- In 1998, Canter and Associates, Inc. was purchased by Sylvan, now Laureate International Universities.
The main focus of the discipline
- The key to this technique is catching students being "good“
- Recognizing and supporting them when they behave appropriately, and on a consistent basis letting them know you like what they are doing.
- For Canter, students obey the rules because they get something out of it
- Doing so, or conversely, understand the consequences of breaking the rules.
- Assertive discipline in some form is likely the most widely used discipline plan in schools.
- Teachers who use assertive discipline say they like it because it is easy to use and is generally effective.
- I will not tolerate any student stopping me from teaching.
- I will not tolerate any student preventing another student from learning.

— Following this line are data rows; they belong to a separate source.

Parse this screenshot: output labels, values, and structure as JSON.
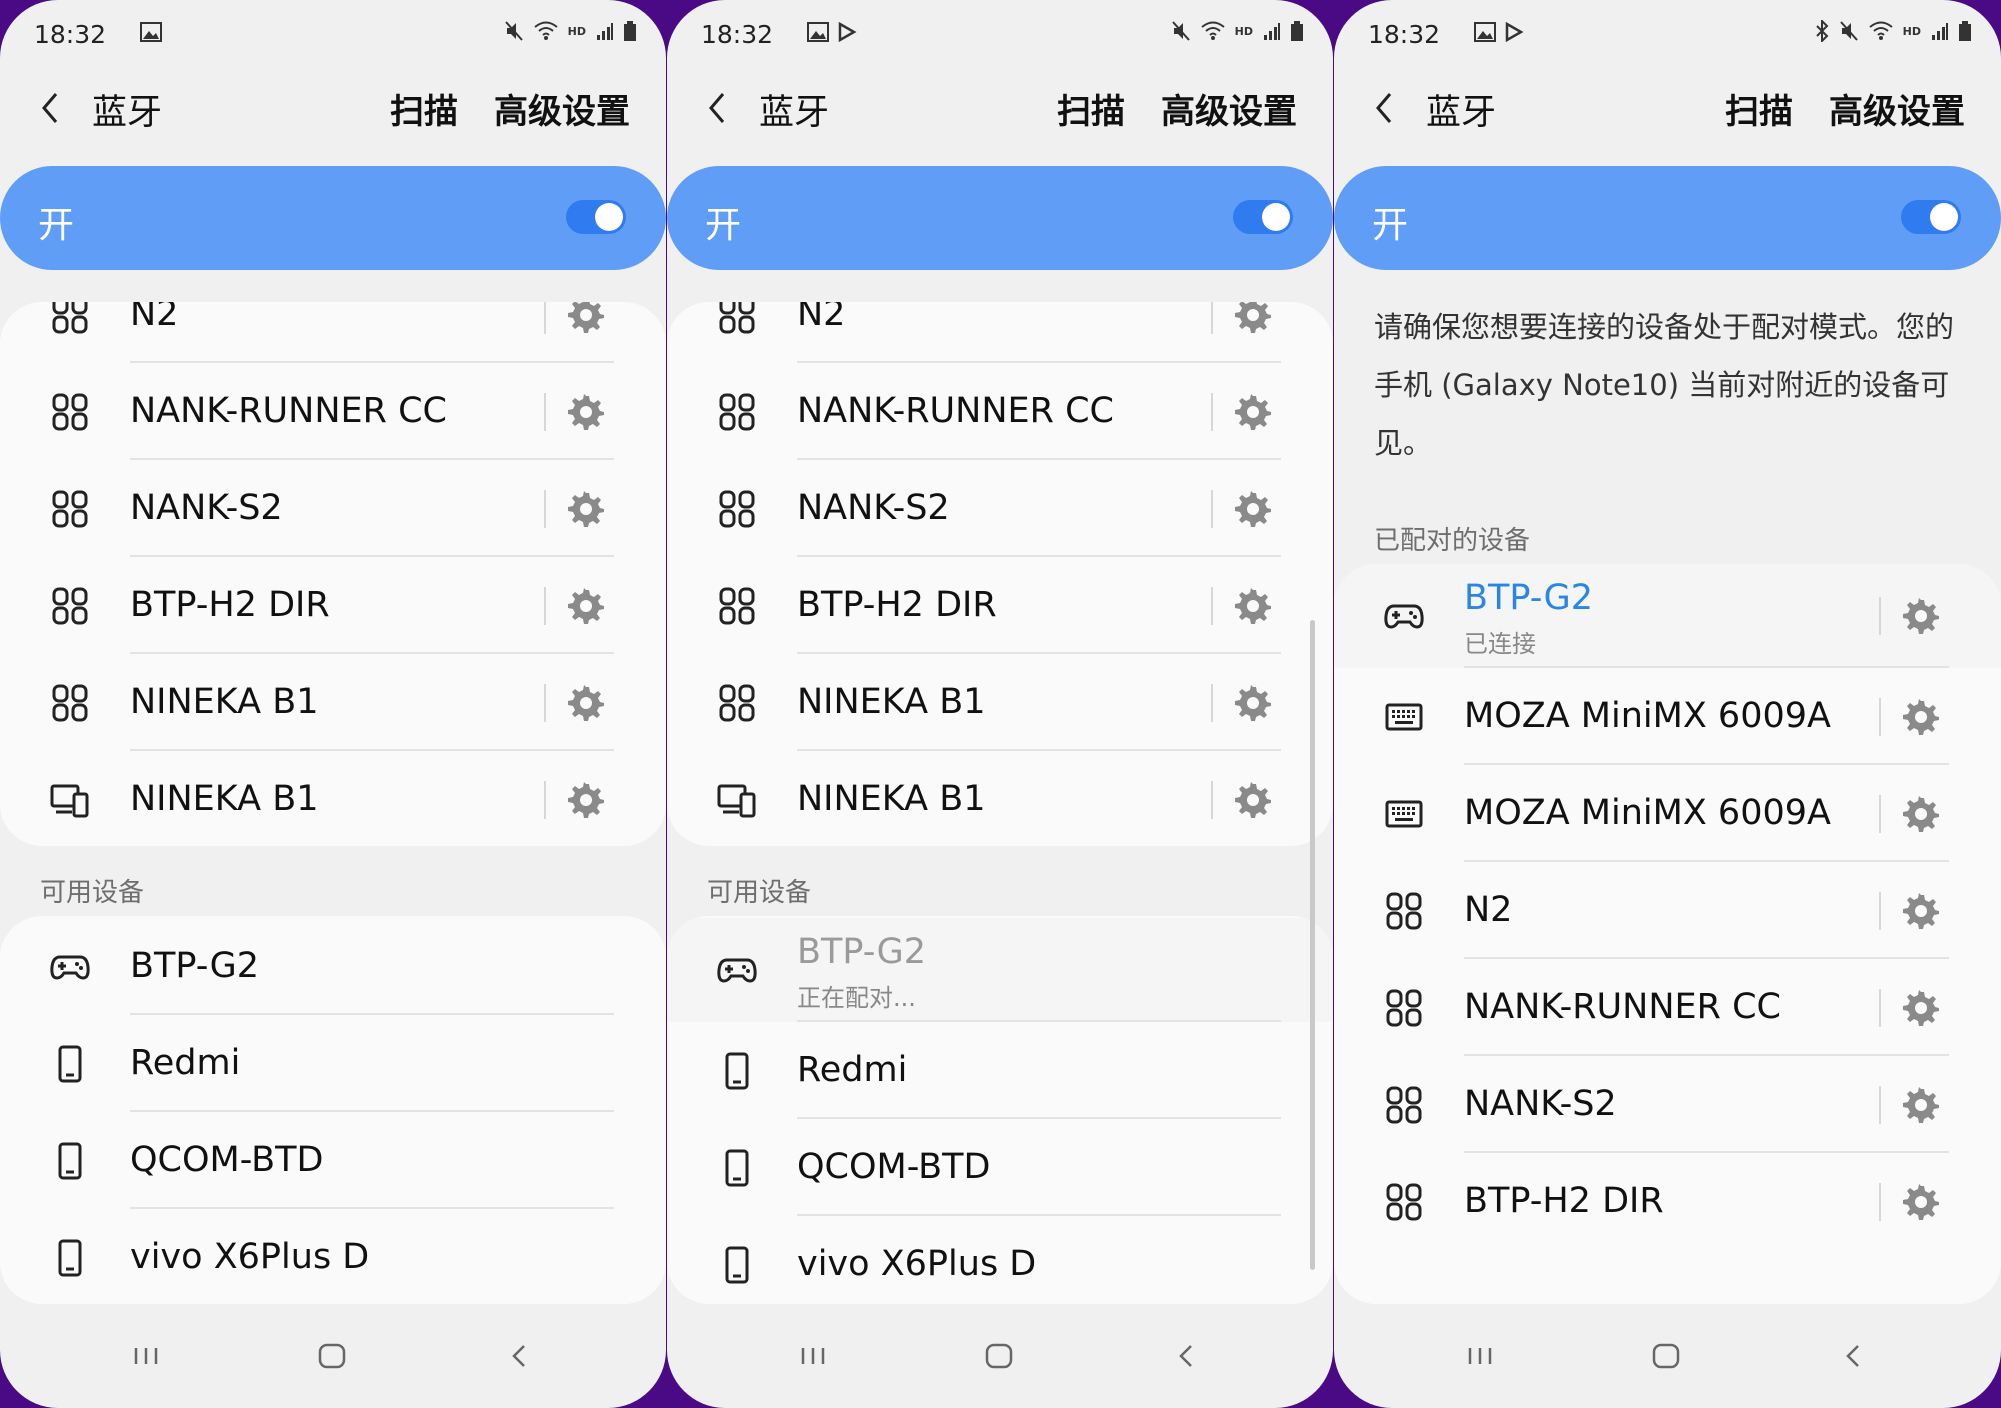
{
  "panels": [
    {
      "status": {
        "time": "18:32",
        "left_icons": [
          "image-icon"
        ],
        "right_icons": [
          "mute-icon",
          "wifi-icon",
          "hd-icon",
          "signal-icon",
          "battery-icon"
        ],
        "hd_text": "HD"
      },
      "header": {
        "title": "蓝牙",
        "scan": "扫描",
        "advanced": "高级设置"
      },
      "switch": {
        "label": "开",
        "on": true
      },
      "paired": [
        {
          "name": "N2",
          "icon": "grid-device-icon"
        },
        {
          "name": "NANK-RUNNER CC",
          "icon": "grid-device-icon"
        },
        {
          "name": "NANK-S2",
          "icon": "grid-device-icon"
        },
        {
          "name": "BTP-H2 DIR",
          "icon": "grid-device-icon"
        },
        {
          "name": "NINEKA B1",
          "icon": "grid-device-icon"
        },
        {
          "name": "NINEKA B1",
          "icon": "devices-icon"
        }
      ],
      "available_header": "可用设备",
      "available": [
        {
          "name": "BTP-G2",
          "icon": "gamepad-icon"
        },
        {
          "name": "Redmi",
          "icon": "phone-icon"
        },
        {
          "name": "QCOM-BTD",
          "icon": "phone-icon"
        },
        {
          "name": "vivo X6Plus D",
          "icon": "phone-icon"
        }
      ]
    },
    {
      "status": {
        "time": "18:32",
        "left_icons": [
          "image-icon",
          "play-icon"
        ],
        "right_icons": [
          "mute-icon",
          "wifi-icon",
          "hd-icon",
          "signal-icon",
          "battery-icon"
        ],
        "hd_text": "HD"
      },
      "header": {
        "title": "蓝牙",
        "scan": "扫描",
        "advanced": "高级设置"
      },
      "switch": {
        "label": "开",
        "on": true
      },
      "paired": [
        {
          "name": "N2",
          "icon": "grid-device-icon"
        },
        {
          "name": "NANK-RUNNER CC",
          "icon": "grid-device-icon"
        },
        {
          "name": "NANK-S2",
          "icon": "grid-device-icon"
        },
        {
          "name": "BTP-H2 DIR",
          "icon": "grid-device-icon"
        },
        {
          "name": "NINEKA B1",
          "icon": "grid-device-icon"
        },
        {
          "name": "NINEKA B1",
          "icon": "devices-icon"
        }
      ],
      "available_header": "可用设备",
      "available": [
        {
          "name": "BTP-G2",
          "icon": "gamepad-icon",
          "status": "正在配对..."
        },
        {
          "name": "Redmi",
          "icon": "phone-icon"
        },
        {
          "name": "QCOM-BTD",
          "icon": "phone-icon"
        },
        {
          "name": "vivo X6Plus D",
          "icon": "phone-icon"
        }
      ]
    },
    {
      "status": {
        "time": "18:32",
        "left_icons": [
          "image-icon",
          "play-icon"
        ],
        "right_icons": [
          "bluetooth-icon",
          "mute-icon",
          "wifi-icon",
          "hd-icon",
          "signal-icon",
          "battery-icon"
        ],
        "hd_text": "HD"
      },
      "header": {
        "title": "蓝牙",
        "scan": "扫描",
        "advanced": "高级设置"
      },
      "switch": {
        "label": "开",
        "on": true
      },
      "note": "请确保您想要连接的设备处于配对模式。您的手机 (Galaxy Note10) 当前对附近的设备可见。",
      "paired_header": "已配对的设备",
      "paired": [
        {
          "name": "BTP-G2",
          "icon": "gamepad-icon",
          "status": "已连接",
          "connected": true
        },
        {
          "name": "MOZA MiniMX 6009A",
          "icon": "keyboard-icon"
        },
        {
          "name": "MOZA MiniMX 6009A",
          "icon": "keyboard-icon"
        },
        {
          "name": "N2",
          "icon": "grid-device-icon"
        },
        {
          "name": "NANK-RUNNER CC",
          "icon": "grid-device-icon"
        },
        {
          "name": "NANK-S2",
          "icon": "grid-device-icon"
        },
        {
          "name": "BTP-H2 DIR",
          "icon": "grid-device-icon"
        }
      ]
    }
  ],
  "colors": {
    "accent": "#2f7bef",
    "switch_bar": "#5f9df7",
    "connected_text": "#2a86e6",
    "background": "#4a0a86"
  }
}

- I will not tolerate any student engaging in any behavior that is not in the student's best interest and the best interest of others.
- Most importantly, whenever a student chooses to behave appropriately, I will immediately recognize and reinforce such behavior.
- Finally, assertive teachers are the "boss" in their classroom. They have the skills and confidence necessary to "take charge" in their classroom.
Analysis of the discipline model
How to Use Assertive Discipline
- Dismiss the thought that there is any acceptable reason for misbehavior
- Decide which rules (4 or 5 are best) you wish to implement in your classroom.
- Determine negative consequences for noncompliance
- Determine positive consequences for appropriate behavior.
- List the rules on the board along with the positive and negative consequences.
- Have the students write the rules and take them home to be signed by the parents and returned Attach a message explaining the program and requesting their help.
- Implement the program immediately.
Weaknesses of the discipline
- According to Canter, there are only three types of teachers: non assertive, hostile, and assertive; there is no other type of discipline system
- Canter’s research to develop the program was with children with special needs. Canter assumes that the system will work with all students.
- "although the system is woefully short on hard research data to justify some of its contentions, Assertive Discipline has made a positive contribution to literally thousands of teachers and school systems.“
- Rules and consequences are determined by an authority figure and students are told they can choose to obey or not.
- Burden, P. R. (2003). Classroom management: Creating a successful learning community (2nd ed.). Hoboken, NJ: John Wiley.
- Arthur-Kelly et al. (2006) "Classroom Management: Creating positive learning environments" 2nd edition. Thomson.